Sir Peter Lampl, chairman of the trust, has called for a radical review of social mobility to see what is going wrong.
Some politicians have nostalgically blamed the near-demise of grammar schools for the problem, as they were seen as a "leg up" for poorer children who were able to pass the 11-plus. Although they undoubtably increased social mobility for some, recent figures show the remaining 164 grammar schools are dominated by the middle-classes, or the relatively well-off.
David Jesson, professor of economics at the University of York, found that only 2 per cent of grammar school pupils were eligible for free school meals, compared to an average of 12 to 14 per cent of children in the same areas.
The Labour government decided against expanding systems which select a handful of talented underprivileged children for top private schools by scrapping the assisted place scheme. Instead, it has turned to initiatives such as academies to improve achievement in disadvantaged areas, and tried to reverse the polarisation of schools by class through admissions codes.
But critics have come down hard on the approaches, saying that the parental choice agenda, combined with catchment area decisions, can still favour the middle classes.
To try to tackle the attainment gap, Labour has been investing billions in early years education and childcare. Pam Sammons, a principle investigator on the Effective Provision of Pre-School Education research project, said she did not think the investment would close the gap, but it could narrow it. "We've only had access to state education for around a century, and access to pre-school for most in the past 15 years, so it is really too early to tell what will happen," she said.
Professor Sammons emphasised that other key factors in a child's early achievement were cultural aspects, such as their mother's qualifications, and the learning environment in their homes.
Dr Elliot Major agreed: "To be fair to Labour, they have invested in early years. But we always think that more could have been done - putting more into access schemes for universities, and working with 11-year-olds before they have a chance to drop out, for example."
The sociological theory which was popular in teacher training in the 1970s and 1980s has largely been replaced by a focus on specific identified issues, such as the performance of white, working-class boys. Diane Reay, professor of education at Cambridge University, has called for a return to the 1970s approach, in which trainee teachers read key texts providing an understanding of the workings of social class within schooling.
In a 2006 paper, she acknowledged that there were some "incredibly impressive" new teachers, sensitive to social class differences.
However, Professor Reay added that a focus group of teachers revealed some "ill-informed and prejudicial views" about working-class parents not caring about the schooling or the success of their children.
"Initial teacher trainees are left ill-informed and ill-equipped to broach, let alone tackle, the greatest problem the education system faces - that of working class educational underachievement, alienation and disaffection," she said.

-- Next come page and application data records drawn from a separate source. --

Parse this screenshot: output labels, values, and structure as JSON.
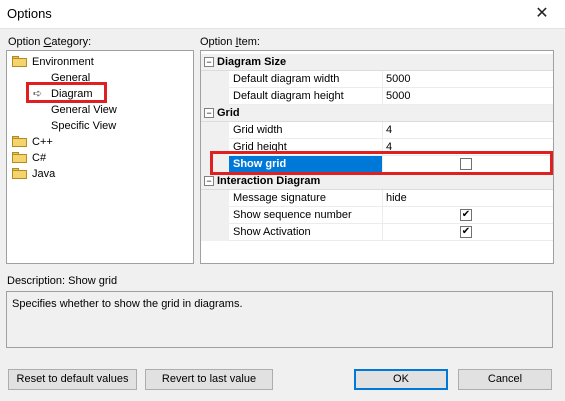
{
  "window": {
    "title": "Options",
    "close_glyph": "✕"
  },
  "labels": {
    "category_prefix": "Option ",
    "category_key": "C",
    "category_suffix": "ategory:",
    "item_prefix": "Option ",
    "item_key": "I",
    "item_suffix": "tem:"
  },
  "tree": {
    "items": [
      {
        "label": "Environment",
        "icon": "folder-icon"
      },
      {
        "label": "General"
      },
      {
        "label": "Diagram",
        "selected": true,
        "icon": "arrow-right-icon"
      },
      {
        "label": "General View"
      },
      {
        "label": "Specific View"
      },
      {
        "label": "C++",
        "icon": "folder-icon"
      },
      {
        "label": "C#",
        "icon": "folder-icon"
      },
      {
        "label": "Java",
        "icon": "folder-icon"
      }
    ]
  },
  "grid": {
    "categories": [
      {
        "label": "Diagram Size",
        "properties": [
          {
            "name": "Default diagram width",
            "value": "5000"
          },
          {
            "name": "Default diagram height",
            "value": "5000"
          }
        ]
      },
      {
        "label": "Grid",
        "properties": [
          {
            "name": "Grid width",
            "value": "4"
          },
          {
            "name": "Grid height",
            "value": "4"
          },
          {
            "name": "Show grid",
            "value": "",
            "checked": false,
            "selected": true
          }
        ]
      },
      {
        "label": "Interaction Diagram",
        "properties": [
          {
            "name": "Message signature",
            "value": "hide"
          },
          {
            "name": "Show sequence number",
            "value": "",
            "checked": true
          },
          {
            "name": "Show Activation",
            "value": "",
            "checked": true
          }
        ]
      }
    ],
    "collapse_glyph": "−"
  },
  "description": {
    "label_prefix": "Description: ",
    "label_name": "Show grid",
    "text": "Specifies whether to show the grid in diagrams."
  },
  "buttons": {
    "reset": "Reset to default values",
    "revert": "Revert to last value",
    "ok": "OK",
    "cancel": "Cancel"
  },
  "colors": {
    "highlight": "#e02020",
    "selection": "#0078d7"
  },
  "check_glyph": "✔"
}
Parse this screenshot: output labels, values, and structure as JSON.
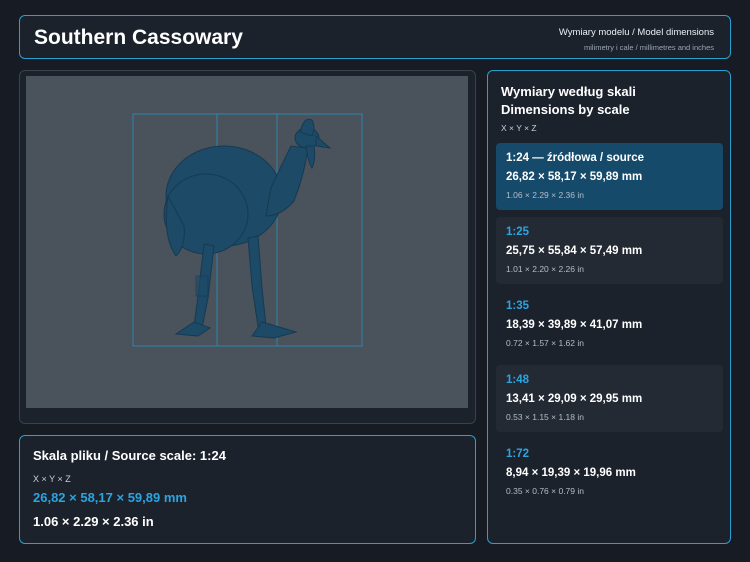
{
  "header": {
    "title": "Southern Cassowary",
    "subtitle": "Wymiary modelu / Model dimensions",
    "units_note": "milimetry i cale / millimetres and inches"
  },
  "source": {
    "title": "Skala pliku / Source scale: 1:24",
    "axes": "X × Y × Z",
    "mm": "26,82 × 58,17 × 59,89 mm",
    "in": "1.06 × 2.29 × 2.36 in"
  },
  "scales": {
    "title_pl": "Wymiary według skali",
    "title_en": "Dimensions by scale",
    "axes": "X × Y × Z",
    "items": [
      {
        "label": "1:24  —  źródłowa / source",
        "mm": "26,82 × 58,17 × 59,89 mm",
        "in": "1.06 × 2.29 × 2.36 in",
        "active": true
      },
      {
        "label": "1:25",
        "mm": "25,75 × 55,84 × 57,49 mm",
        "in": "1.01 × 2.20 × 2.26 in",
        "active": false
      },
      {
        "label": "1:35",
        "mm": "18,39 × 39,89 × 41,07 mm",
        "in": "0.72 × 1.57 × 1.62 in",
        "active": false
      },
      {
        "label": "1:48",
        "mm": "13,41 × 29,09 × 29,95 mm",
        "in": "0.53 × 1.15 × 1.18 in",
        "active": false
      },
      {
        "label": "1:72",
        "mm": "8,94 × 19,39 × 19,96 mm",
        "in": "0.35 × 0.76 × 0.79 in",
        "active": false
      }
    ]
  },
  "colors": {
    "accent": "#2ba4e0",
    "border": "#2a9fd0",
    "model": "#1d4a66",
    "background": "#171c24"
  },
  "viewer": {
    "model_icon": "cassowary-model-icon"
  }
}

IT HELPS TO BE THE CHILD OF A LAWYER
Likelihood of gaining five or more GCSE grades at A* to C, by parents' socio-economic class (with example occupations)
Higher professional: 77% (Doctors, lawyers, dentists, professors)
Lower professional: 64% (Teachers, journalists, nurses, actors)
Intermediate occupations: 52% (Secretaries, airline cabin crew, photographers, firemen)
Lower supervisory: 35% (Train drivers, plumbers, foremen)
Routine: 32% (Bus drivers, waitresses, cleaners)
Source: Pupils in England and Wales, Youth Cohort Study, DCSF, 2002.